* Assignment: Your response must be made up of each line in the data below that contains the string "JSON".

Web page and app entries

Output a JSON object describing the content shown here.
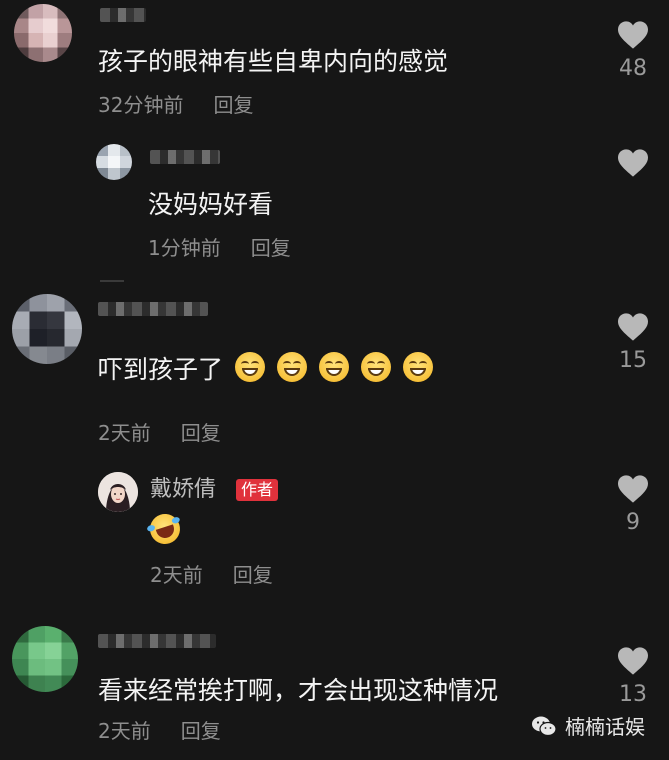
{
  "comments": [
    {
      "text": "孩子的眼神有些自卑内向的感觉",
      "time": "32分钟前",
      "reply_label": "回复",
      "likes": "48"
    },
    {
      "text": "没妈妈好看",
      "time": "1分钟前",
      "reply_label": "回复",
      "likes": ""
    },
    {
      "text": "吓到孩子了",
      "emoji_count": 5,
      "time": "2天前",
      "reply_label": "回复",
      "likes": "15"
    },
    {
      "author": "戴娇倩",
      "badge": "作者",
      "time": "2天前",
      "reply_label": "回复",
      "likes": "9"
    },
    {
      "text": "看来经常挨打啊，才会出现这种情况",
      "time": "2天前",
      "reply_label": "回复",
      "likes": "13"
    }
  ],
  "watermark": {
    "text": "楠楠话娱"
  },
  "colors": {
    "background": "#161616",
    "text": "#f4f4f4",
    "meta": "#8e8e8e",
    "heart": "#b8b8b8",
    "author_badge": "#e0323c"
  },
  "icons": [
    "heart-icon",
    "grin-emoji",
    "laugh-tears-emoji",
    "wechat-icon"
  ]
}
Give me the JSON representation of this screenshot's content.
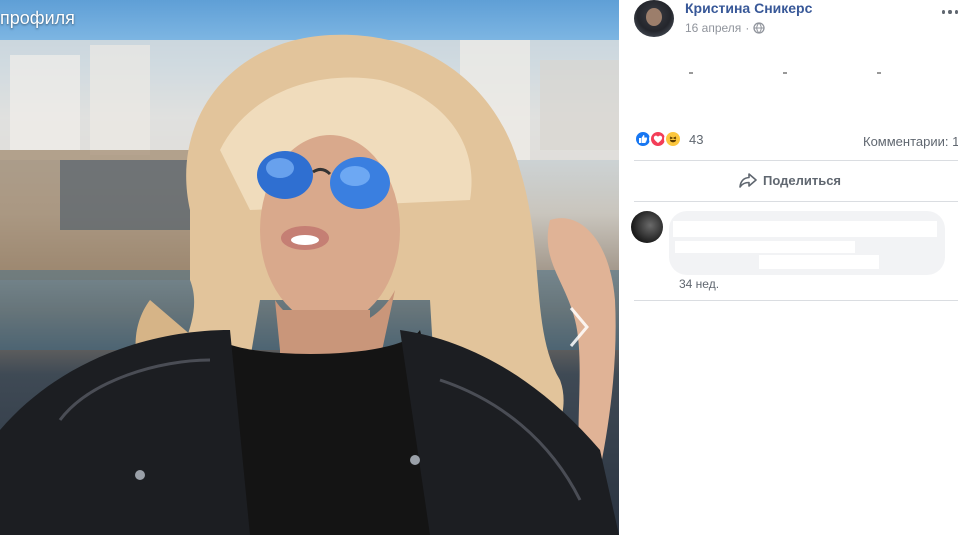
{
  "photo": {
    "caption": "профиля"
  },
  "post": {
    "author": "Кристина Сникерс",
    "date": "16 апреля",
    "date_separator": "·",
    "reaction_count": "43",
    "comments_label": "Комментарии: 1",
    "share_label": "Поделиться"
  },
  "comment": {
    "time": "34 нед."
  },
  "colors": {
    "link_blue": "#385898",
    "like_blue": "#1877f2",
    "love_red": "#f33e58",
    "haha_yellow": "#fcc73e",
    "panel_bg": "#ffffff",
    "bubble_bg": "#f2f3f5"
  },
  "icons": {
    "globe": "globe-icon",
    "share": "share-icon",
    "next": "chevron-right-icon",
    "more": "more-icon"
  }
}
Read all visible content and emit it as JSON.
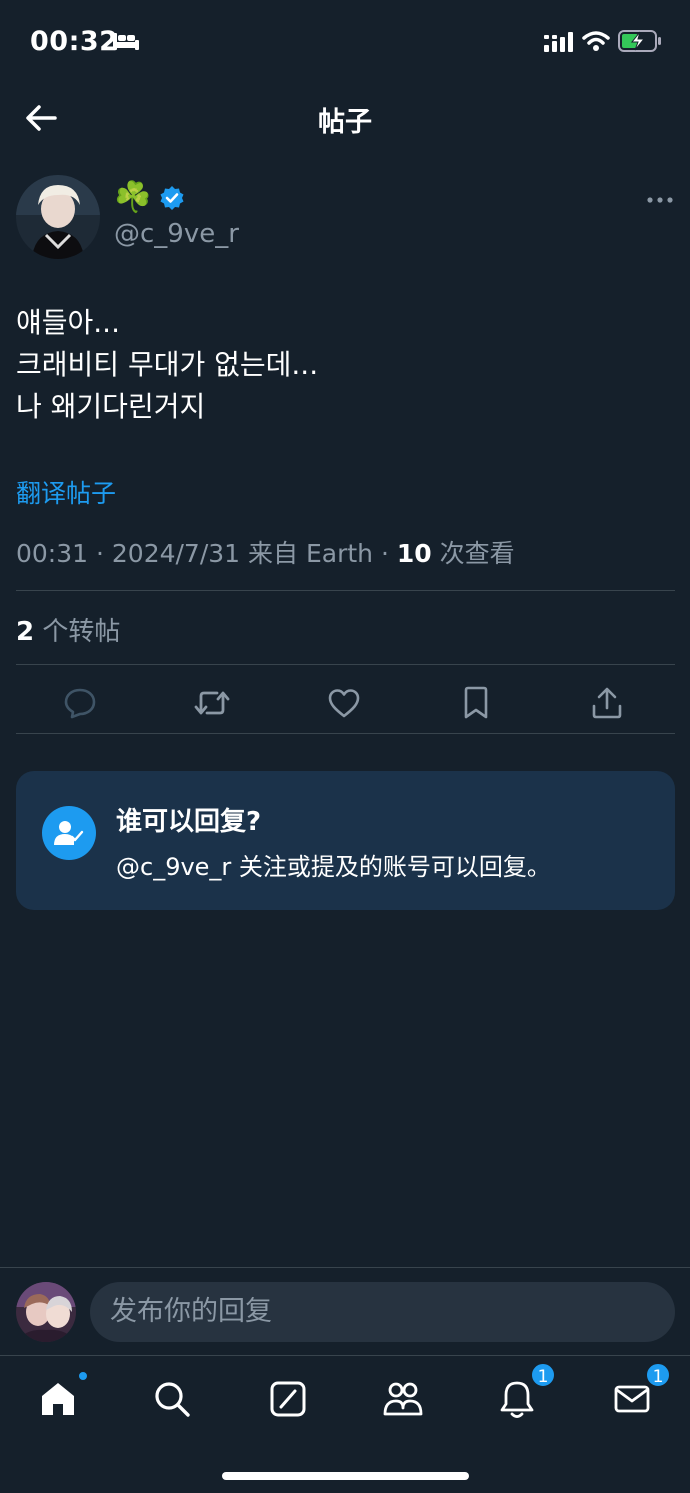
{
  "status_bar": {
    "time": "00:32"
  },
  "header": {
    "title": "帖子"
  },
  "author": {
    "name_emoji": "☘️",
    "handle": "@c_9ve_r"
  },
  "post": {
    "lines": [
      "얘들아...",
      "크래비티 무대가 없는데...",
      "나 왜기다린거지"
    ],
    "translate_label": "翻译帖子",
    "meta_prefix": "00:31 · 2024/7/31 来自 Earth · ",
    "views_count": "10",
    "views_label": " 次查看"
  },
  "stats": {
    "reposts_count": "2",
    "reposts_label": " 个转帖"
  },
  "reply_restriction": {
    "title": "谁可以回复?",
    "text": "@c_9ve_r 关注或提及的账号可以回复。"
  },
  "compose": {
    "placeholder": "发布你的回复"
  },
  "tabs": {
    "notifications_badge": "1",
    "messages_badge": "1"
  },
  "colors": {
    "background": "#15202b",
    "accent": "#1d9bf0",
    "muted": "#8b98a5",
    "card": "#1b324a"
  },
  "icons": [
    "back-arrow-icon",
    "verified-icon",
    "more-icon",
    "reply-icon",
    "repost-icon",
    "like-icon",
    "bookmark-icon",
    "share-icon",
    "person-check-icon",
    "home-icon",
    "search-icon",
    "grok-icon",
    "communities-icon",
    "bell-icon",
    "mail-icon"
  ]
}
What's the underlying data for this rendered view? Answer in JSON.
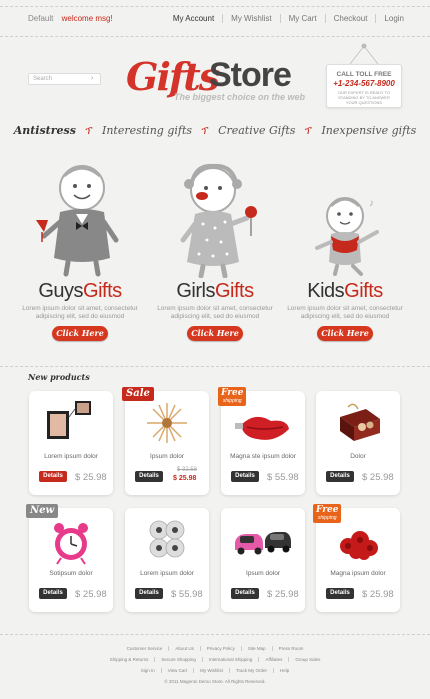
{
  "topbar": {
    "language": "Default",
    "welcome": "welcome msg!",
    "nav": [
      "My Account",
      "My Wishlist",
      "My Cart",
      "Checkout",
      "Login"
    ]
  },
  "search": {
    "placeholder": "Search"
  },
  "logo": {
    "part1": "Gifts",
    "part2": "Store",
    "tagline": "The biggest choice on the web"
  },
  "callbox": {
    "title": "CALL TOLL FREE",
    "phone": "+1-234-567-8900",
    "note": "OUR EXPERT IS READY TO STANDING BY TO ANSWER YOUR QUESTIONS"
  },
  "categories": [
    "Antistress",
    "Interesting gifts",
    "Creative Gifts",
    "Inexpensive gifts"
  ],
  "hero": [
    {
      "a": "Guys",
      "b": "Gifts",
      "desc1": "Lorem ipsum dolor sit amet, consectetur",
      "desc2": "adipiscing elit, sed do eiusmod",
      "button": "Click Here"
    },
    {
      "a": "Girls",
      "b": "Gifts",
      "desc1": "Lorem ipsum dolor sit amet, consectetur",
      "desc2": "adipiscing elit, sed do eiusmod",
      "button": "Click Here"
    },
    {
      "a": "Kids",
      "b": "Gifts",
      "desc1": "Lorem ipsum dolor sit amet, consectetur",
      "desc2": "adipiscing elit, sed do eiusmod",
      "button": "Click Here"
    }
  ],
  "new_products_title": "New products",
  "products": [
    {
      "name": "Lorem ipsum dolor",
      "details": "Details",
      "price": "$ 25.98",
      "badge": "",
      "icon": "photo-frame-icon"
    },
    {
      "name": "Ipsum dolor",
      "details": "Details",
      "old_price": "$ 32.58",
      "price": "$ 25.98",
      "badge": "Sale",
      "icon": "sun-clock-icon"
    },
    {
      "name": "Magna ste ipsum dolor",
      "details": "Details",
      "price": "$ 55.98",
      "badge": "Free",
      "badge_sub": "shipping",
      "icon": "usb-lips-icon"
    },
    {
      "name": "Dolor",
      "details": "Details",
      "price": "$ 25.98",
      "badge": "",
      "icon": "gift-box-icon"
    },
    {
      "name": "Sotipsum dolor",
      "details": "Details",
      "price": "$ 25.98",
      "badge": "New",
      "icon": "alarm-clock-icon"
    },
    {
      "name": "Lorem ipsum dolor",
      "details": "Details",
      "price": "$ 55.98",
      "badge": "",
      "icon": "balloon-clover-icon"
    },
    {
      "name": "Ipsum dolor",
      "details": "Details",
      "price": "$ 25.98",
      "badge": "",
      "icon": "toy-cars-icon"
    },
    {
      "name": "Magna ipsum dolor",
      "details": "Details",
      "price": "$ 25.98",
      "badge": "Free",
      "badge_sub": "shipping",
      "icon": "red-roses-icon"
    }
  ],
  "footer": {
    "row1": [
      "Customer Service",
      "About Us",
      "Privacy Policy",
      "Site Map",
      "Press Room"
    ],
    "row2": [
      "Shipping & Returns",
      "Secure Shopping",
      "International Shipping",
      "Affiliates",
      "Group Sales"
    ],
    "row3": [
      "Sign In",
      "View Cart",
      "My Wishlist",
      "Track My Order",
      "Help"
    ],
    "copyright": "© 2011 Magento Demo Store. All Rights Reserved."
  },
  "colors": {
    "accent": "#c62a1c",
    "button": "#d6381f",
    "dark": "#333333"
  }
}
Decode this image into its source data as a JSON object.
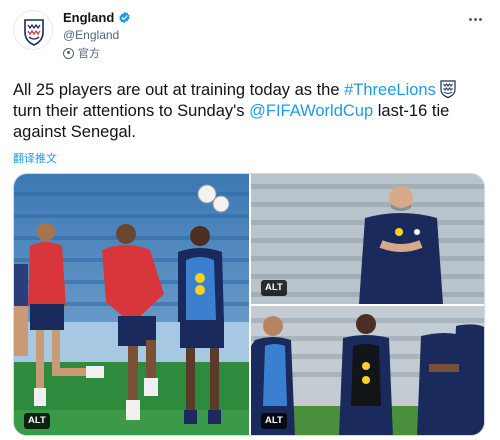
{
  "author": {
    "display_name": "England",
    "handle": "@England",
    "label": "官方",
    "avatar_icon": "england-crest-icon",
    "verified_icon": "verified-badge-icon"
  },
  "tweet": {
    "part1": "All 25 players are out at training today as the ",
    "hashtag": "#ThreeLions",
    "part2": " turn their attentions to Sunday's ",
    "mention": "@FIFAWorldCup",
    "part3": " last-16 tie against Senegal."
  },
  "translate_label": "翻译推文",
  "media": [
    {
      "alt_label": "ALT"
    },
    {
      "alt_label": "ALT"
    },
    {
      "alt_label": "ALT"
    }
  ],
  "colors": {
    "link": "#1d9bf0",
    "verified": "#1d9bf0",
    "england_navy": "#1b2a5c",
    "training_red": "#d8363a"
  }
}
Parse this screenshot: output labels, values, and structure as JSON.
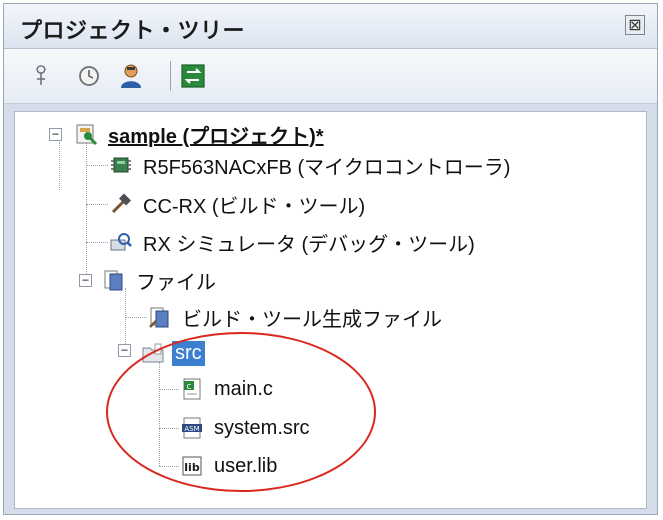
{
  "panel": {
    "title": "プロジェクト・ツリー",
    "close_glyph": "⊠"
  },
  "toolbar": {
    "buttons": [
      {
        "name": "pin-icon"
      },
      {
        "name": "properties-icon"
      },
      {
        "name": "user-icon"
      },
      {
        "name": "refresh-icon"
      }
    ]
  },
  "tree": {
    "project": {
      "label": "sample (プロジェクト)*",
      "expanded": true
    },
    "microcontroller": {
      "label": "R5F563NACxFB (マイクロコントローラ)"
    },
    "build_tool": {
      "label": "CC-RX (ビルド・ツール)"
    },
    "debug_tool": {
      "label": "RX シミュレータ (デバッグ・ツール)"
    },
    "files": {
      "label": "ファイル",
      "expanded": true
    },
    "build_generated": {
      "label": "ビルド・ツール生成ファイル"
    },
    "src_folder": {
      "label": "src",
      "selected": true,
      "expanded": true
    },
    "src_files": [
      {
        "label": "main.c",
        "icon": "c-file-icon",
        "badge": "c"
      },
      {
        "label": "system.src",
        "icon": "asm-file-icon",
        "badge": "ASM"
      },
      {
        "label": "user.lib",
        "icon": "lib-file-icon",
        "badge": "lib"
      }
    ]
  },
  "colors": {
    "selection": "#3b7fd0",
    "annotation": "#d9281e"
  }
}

* Task answer:
Output a JSON object describing the content shown here.
Give me the JSON representation of this screenshot's content.
Read all visible content and emit it as JSON.
What's the underlying data for this rendered view? Answer in JSON.
Decode this image into its source data as a JSON object.
Parse this screenshot: output labels, values, and structure as JSON.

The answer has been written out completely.